(Problem):
All that is required is the number of lines in this listing that hold "label".

(Dataset records):
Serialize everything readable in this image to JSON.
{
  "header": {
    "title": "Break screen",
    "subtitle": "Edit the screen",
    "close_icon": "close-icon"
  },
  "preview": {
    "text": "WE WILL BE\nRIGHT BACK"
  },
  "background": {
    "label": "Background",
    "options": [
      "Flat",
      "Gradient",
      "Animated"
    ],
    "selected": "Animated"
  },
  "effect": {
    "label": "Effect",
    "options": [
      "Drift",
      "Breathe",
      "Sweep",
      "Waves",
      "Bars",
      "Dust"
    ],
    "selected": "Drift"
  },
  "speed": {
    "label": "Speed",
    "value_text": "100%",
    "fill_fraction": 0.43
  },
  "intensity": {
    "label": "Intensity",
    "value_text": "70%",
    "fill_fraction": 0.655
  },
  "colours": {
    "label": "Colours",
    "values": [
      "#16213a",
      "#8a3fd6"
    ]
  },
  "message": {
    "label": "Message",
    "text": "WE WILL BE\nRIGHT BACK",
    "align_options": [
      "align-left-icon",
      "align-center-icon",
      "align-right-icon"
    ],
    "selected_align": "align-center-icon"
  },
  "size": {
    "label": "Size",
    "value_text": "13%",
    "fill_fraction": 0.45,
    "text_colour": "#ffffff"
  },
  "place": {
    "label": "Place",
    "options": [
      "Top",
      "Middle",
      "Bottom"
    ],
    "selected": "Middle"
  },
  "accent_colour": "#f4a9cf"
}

(Written answer):
8